Want to learn more about The American Theatre Wing? Read their history here

Monday, June 3, 2013


It's my mom's birthday today (Happy Birthday Mom!) and my daughter's a week from today, so I was wondering about the tradition of celebrating the day one was born. 

I wasn't able to find a whole lot of 'official' information about birthdays, but I did find this website

Part of the reason birthdays are a big deal is because sociologically, almost all cultures celebrate 'rites of passage', and the day of birth is the first 'rite'.  While Jehovah's witnesses are famous for NOT celebrating birthdays (as well as other holidays like Christmas, the 4th of July etc.,), most other religious groups and cultures consider them to be an important day.

From what I can find, most research agrees that birthdays were not celebrated until society began to use calendars to mark time, as before that time, it would have been difficult to pinpoint a 'day' of birth.  That seems only logical, but it's interesting to think that there was a time when cultures did not pay attention to specific days, and had no concept of days of the week or months and instead simply passed through life from season to season.

A diplomat is a man who always remembers a woman's birthday but never remembers her age
— Robert Frost.

Sunday, June 2, 2013


I saw this picture on Facebook the other day
(Not sure where it originated: sorry I can't give credit!)

In true nerdy girl fashion, I found myself wondering about the 'official' definition of salad, as I thought I remembered that it didn't necessarily have to include lettuce. (I know, I know, that sort of destroys the joke here, but just go with me ok?)  

In all things dictionary, I prefer to use the OED (Oxford English Dictionary) as I read the two books written about it by Simon Winchester (The Meaning of Everything and The Professor and the Madman), and, having learned about it's history, find the OED has a good pedigree and authority.

The main OED definition is this:

"A cold dish of herbs or vegetables (e.g. lettuce, endive), usually uncooked and chopped up or sliced, to which is often added sliced hard-boiled egg, cold meat, fish, etc., the whole being seasoned with salt, pepper, oil, and vinegar"

One of the perks of the OED, by the way, is that it includes a rather extensive list of the original uses of the term which is being defined from written literature.  In this case, the earliest use located was in approximately 1481. ("1481–90   Howard Househ. Bks. (1905) 398   Item, for erbes for a selad j. d.)

So, while this definition uses lettuce as an example of the vegetable included in a salad, it does necessarily preclude salads which do NOT include lettuce.  However, it does says herbs or vegetables, of which bacon is neither, unfortunately.

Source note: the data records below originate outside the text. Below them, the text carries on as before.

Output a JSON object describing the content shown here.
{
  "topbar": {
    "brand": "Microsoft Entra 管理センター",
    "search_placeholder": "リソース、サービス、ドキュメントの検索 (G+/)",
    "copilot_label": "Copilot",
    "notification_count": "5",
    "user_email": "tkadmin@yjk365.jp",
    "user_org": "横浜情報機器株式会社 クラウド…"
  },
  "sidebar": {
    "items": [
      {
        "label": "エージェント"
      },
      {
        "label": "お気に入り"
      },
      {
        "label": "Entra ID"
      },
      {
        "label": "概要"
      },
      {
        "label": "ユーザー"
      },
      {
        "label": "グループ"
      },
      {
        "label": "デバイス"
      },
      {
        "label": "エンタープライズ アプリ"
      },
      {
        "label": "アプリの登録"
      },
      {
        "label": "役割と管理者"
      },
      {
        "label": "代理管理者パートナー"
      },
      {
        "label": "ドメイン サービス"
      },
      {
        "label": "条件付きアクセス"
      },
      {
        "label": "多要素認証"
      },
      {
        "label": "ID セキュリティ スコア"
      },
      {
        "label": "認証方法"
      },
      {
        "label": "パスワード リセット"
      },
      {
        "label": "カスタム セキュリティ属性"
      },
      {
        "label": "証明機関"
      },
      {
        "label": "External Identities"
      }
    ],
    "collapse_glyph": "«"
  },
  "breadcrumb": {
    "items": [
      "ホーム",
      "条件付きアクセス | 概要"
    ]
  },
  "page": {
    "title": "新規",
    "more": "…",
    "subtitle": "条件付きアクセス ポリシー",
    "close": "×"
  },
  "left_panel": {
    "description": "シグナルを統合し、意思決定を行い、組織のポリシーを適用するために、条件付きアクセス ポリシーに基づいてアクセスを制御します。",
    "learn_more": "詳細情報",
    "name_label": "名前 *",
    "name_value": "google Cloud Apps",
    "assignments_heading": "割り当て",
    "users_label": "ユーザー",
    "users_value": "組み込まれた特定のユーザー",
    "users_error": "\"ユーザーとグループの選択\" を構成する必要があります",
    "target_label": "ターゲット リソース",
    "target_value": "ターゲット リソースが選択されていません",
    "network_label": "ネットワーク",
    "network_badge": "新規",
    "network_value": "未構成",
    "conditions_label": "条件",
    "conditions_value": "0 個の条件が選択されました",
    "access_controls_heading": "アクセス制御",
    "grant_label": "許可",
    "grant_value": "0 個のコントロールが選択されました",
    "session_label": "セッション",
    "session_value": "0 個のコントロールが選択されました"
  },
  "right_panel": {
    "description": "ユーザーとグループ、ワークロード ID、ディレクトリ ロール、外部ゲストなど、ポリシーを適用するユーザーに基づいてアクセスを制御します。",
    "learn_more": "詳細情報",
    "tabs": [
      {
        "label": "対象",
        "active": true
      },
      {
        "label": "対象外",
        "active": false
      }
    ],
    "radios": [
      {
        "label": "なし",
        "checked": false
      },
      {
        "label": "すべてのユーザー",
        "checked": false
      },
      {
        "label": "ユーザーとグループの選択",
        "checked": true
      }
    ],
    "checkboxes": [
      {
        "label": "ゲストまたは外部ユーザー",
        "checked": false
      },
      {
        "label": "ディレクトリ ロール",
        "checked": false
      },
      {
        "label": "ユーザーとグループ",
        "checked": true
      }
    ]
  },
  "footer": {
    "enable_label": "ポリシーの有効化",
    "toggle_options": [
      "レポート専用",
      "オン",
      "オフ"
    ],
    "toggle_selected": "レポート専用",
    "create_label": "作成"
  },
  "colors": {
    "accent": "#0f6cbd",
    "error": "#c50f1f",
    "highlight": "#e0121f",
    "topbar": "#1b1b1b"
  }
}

This explains to me how Sunomono can be considered salad, when it consists of only cucumber. (Although when I looked up the term to make sure I spelled it right, it appears that the vinegar/cucumber version I have had is not the only way it can be prepared.  Another blog for another day I guess!)  I suppose it also explains pasta salad being able to contain the word salad in the name although most of them don't have a large amount of lettuce in them either!

Saturday, June 1, 2013


I'm reading Peter and the Starcatchers by Dave Barry and Ridley Pearson.  It covers the back story of J.M. Barrie's Peter Pan.   Tomorrow's project is to learn about all the various permutations of the Peter Pan story (if there are any others).

I'm at the end of the book, and one of the things it introduces is how fish became mermaids.  Interestingly, reading an article on SLATE today, I saw this headline "Why Animal Planet’s Fake Documentaries About Mermaids Are Dangerous"